The Disabilities Act says that workplaces need to accommodate disabled individuals, and hence contradicts the Labour Act. Moreover, the committees that are mentioned in the Disabilities Act, and are supposed to work at different national, district and town levels are yet to materialise. The 2013 Act also does not mention anything specific to sexual and reproductive health and rights (SRHR).
To initiate discussions on disability and sexuality, BRAC James P Grant School of Public Health, BRAC University, conducted a scoping study that brought out photo-narratives of disabled individuals between the ages of 20 and 40, about their perceptions of desire, intimacy, love and romance. By taking pictures and sharing narratives, disabled individuals expressed stories of expectations, hurt, excitement and joy when it came to matters of sexuality. Disabilities such as a spinal cord injury, cerebral palsy, post-polio syndrome, clubfoot and amputation informed the narratives. Their stories speak of a range of diverse embodiments and views.
For instance, 23-year-old Hosna has a spinal cord injury, but she has extra-sensitive erogenous zones in her upper body and thinks she does not need sexual intercourse to be pleased. Or 40-year-old Romel, who masturbated with his feet in his adolescence, because he was born without arms. Or 40-year-old Ayesha with post-polio syndrome, who thinks that men in general need to understand more about sexual intimacy and believes that a disabled woman should never go the extra mile to please a man.
These specific narratives of negations and agency are not meant to be representative of the larger disabled demography. It was about looking at these specific lived realities, understanding that disabled individuals are sexual beings, and highlighting the importance of talking about something that is never spoken of. The narratives are also about how aspects of disability, body, sexuality can be multifaceted. The photographs give glimpses of the realities of the participants that humanise, and make their stories visible for further dialogue and advocacy work on disability and sexuality.

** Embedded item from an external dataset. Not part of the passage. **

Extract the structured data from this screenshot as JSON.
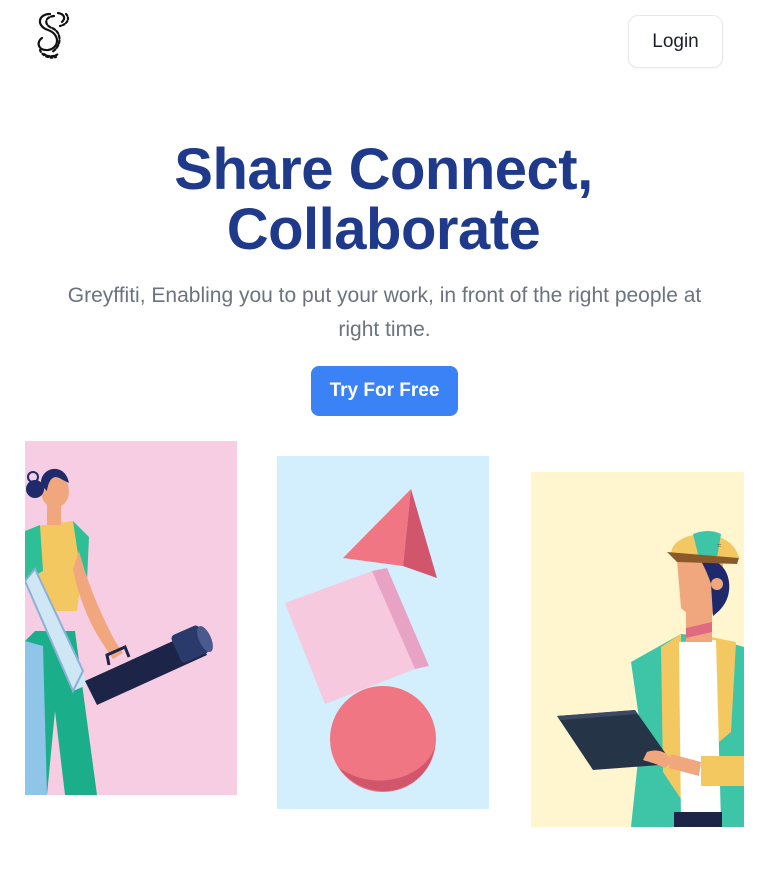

Disability cannot be understood in just a monolithic way as there are different kinds of disabilities: visible, invisible, learning and intellectual, and experiences of disability and sexuality vary and are diverse. Disability rights activist Malini Chib aptly points out: “The point is not whether we get sex or not. The point is that we are prevented from even thinking or talking about it. It's like we suddenly become untouchables and despicable creatures just because we think, talk and demand sexual intimacy.”

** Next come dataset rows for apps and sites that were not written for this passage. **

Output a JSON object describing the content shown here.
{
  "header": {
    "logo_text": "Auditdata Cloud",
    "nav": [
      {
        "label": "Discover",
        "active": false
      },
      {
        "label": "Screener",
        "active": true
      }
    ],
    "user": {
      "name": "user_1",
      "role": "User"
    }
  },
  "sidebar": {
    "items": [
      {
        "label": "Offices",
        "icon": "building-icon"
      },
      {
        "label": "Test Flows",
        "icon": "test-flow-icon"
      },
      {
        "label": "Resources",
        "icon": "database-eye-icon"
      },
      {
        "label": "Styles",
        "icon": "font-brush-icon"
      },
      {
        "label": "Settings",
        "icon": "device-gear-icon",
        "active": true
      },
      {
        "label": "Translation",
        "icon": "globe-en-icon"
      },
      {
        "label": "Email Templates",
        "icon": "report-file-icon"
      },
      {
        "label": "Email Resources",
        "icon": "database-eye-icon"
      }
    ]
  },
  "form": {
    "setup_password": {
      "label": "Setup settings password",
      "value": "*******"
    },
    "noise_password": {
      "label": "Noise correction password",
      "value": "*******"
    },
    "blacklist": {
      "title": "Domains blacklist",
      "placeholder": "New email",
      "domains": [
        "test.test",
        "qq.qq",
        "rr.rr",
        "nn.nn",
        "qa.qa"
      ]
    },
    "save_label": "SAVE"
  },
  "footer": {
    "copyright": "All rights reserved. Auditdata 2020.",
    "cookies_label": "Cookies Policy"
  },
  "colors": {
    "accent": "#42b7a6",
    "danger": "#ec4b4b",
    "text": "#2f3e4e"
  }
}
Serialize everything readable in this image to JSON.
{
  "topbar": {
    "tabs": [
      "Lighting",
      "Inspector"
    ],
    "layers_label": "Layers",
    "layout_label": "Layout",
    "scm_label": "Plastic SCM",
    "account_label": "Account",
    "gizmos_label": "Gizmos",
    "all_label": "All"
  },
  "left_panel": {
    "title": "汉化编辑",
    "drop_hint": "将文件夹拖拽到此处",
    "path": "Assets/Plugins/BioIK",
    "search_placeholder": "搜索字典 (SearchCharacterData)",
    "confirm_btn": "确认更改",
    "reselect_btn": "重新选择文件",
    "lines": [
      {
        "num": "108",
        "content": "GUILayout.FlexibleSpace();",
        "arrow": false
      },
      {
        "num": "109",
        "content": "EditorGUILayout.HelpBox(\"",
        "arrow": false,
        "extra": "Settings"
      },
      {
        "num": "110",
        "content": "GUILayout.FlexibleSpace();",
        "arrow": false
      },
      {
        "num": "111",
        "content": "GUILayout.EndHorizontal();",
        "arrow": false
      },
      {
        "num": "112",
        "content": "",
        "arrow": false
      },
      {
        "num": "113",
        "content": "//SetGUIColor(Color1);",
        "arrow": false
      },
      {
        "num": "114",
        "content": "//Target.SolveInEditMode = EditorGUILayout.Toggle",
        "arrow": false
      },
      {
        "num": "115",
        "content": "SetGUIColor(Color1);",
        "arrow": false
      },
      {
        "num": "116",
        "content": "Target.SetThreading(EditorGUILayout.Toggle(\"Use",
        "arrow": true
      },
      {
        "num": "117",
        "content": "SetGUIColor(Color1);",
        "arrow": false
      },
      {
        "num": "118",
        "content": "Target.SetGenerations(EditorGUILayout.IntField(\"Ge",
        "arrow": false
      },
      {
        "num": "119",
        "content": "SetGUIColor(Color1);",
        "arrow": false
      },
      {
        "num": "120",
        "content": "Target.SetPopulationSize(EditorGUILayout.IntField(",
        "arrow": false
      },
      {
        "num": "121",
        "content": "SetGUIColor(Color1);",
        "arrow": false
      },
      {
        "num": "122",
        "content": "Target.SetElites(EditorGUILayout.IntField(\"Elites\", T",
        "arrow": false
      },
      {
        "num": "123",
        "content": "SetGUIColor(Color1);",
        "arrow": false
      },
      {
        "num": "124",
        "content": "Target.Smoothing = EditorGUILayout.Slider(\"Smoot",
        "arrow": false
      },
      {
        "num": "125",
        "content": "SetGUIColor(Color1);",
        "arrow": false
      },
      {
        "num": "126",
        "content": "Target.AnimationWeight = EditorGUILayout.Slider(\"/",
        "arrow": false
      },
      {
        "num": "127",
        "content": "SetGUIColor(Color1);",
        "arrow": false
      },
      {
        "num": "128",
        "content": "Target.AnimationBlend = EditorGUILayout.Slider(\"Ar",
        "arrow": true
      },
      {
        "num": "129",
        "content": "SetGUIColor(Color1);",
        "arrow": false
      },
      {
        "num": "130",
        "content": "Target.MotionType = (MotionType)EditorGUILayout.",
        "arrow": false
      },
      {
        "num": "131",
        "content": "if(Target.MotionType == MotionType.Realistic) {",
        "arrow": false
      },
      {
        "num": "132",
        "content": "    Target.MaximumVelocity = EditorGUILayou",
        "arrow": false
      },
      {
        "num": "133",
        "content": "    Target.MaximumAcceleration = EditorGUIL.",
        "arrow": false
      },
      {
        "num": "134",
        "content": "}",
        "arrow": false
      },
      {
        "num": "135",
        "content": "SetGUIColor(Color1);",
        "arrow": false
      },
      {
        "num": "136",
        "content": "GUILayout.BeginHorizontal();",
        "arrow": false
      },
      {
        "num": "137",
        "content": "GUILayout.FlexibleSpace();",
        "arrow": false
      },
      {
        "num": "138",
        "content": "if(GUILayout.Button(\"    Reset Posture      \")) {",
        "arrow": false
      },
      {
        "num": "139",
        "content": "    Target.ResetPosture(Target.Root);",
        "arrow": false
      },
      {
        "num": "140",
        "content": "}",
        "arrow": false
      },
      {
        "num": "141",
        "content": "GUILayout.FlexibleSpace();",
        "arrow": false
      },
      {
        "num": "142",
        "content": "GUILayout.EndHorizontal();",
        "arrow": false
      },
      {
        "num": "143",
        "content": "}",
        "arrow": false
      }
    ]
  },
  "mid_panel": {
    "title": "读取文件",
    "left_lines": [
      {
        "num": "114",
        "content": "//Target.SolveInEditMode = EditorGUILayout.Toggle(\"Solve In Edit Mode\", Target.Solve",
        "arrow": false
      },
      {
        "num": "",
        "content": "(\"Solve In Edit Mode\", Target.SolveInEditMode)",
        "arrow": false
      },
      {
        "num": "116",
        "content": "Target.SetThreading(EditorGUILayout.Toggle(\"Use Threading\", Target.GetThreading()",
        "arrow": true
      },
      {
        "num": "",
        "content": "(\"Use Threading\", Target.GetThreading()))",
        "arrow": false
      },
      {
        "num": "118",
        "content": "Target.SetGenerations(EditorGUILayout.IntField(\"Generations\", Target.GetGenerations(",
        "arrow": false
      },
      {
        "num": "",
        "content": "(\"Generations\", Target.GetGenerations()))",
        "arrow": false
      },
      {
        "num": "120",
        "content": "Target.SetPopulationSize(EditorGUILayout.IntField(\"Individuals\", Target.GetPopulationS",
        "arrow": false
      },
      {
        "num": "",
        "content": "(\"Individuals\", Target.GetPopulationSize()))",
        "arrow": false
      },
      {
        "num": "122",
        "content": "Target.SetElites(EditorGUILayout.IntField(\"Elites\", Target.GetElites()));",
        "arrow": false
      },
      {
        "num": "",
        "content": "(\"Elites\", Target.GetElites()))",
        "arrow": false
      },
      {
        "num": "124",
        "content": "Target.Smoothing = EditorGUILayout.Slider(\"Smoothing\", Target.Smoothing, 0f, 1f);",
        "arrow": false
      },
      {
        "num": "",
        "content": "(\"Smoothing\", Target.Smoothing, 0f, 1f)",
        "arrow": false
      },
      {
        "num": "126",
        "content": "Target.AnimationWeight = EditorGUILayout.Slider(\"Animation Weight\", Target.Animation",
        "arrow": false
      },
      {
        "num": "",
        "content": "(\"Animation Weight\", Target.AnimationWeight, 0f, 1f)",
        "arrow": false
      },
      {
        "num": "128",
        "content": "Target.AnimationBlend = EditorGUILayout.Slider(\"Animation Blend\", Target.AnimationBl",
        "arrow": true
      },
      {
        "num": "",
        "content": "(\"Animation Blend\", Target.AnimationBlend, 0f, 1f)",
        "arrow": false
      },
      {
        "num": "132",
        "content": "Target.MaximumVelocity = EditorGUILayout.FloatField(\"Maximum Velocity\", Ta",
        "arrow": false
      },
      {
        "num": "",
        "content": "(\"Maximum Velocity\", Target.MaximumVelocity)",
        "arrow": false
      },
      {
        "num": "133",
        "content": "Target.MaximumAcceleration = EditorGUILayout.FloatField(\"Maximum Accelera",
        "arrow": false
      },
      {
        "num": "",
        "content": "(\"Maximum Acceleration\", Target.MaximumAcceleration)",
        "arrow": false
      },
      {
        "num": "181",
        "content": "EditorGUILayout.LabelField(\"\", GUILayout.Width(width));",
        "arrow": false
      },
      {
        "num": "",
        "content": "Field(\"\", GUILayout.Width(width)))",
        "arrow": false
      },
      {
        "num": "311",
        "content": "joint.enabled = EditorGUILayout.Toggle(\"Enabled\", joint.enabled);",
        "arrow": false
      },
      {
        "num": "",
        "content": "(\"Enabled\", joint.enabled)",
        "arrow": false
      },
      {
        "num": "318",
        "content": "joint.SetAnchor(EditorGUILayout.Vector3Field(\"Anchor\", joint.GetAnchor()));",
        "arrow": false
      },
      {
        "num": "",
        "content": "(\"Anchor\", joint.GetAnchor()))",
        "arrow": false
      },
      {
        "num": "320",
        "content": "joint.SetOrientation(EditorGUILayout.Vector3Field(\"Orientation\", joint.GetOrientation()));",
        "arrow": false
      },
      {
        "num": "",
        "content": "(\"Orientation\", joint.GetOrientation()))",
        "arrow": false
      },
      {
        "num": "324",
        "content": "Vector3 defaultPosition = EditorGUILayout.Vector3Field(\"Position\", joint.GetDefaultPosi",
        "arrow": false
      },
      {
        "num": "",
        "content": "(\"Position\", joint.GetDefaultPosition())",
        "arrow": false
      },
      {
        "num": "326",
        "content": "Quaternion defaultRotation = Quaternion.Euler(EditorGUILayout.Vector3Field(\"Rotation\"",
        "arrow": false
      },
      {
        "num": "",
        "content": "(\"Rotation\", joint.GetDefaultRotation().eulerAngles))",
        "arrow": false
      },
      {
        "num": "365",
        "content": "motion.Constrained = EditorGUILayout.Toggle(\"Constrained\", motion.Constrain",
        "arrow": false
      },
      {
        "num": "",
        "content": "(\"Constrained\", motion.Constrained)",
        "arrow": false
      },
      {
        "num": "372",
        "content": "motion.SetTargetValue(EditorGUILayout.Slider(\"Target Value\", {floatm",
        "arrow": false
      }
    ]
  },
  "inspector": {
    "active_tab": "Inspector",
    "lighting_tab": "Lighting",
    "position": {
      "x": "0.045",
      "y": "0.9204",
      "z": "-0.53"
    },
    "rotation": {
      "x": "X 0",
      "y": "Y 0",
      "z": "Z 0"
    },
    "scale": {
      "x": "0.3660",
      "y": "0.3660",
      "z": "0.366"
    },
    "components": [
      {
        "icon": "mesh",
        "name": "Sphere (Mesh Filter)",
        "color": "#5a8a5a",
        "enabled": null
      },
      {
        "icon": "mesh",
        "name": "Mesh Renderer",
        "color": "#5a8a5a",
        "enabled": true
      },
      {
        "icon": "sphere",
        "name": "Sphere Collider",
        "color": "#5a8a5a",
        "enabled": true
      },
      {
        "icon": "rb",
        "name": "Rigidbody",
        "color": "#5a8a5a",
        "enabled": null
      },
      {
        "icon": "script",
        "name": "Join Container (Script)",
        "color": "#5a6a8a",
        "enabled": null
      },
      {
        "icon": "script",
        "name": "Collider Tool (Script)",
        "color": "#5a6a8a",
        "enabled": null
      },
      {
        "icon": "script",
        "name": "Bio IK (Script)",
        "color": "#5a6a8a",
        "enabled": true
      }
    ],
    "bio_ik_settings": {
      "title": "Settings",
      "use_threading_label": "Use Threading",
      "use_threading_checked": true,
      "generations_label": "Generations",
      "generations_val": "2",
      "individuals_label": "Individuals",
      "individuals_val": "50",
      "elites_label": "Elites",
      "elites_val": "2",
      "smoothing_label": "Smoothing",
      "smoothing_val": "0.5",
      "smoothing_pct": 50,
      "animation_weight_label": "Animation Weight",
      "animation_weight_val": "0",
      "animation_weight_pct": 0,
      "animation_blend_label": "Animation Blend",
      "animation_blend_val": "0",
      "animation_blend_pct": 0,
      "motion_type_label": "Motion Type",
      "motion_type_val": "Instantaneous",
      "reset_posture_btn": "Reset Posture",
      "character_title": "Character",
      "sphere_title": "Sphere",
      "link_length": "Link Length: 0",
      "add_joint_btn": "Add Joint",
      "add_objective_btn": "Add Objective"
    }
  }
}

Thinking of one's sexuality, and sexual health, is central to ensuring one's wellbeing—both emotional and physical. Knowing about SRHR and experiencing sexual agency is of paramount importance when it comes to ensuring rights of disabled people so that they can make informed choices and better decisions about their body and sexuality. Instead of pitying the disabled, we should see how their lived realities have the potential to transform normative perceptions around gender, sex, sexuality and body, by talking about sexuality in ways that are validating.
The scoping study project was conducted by researchers Saad Adnan Khan and Farhana Alam at BRAC James P Grant school of Public Health, BRAC University in partnership with Niketan. The photographs are from the project.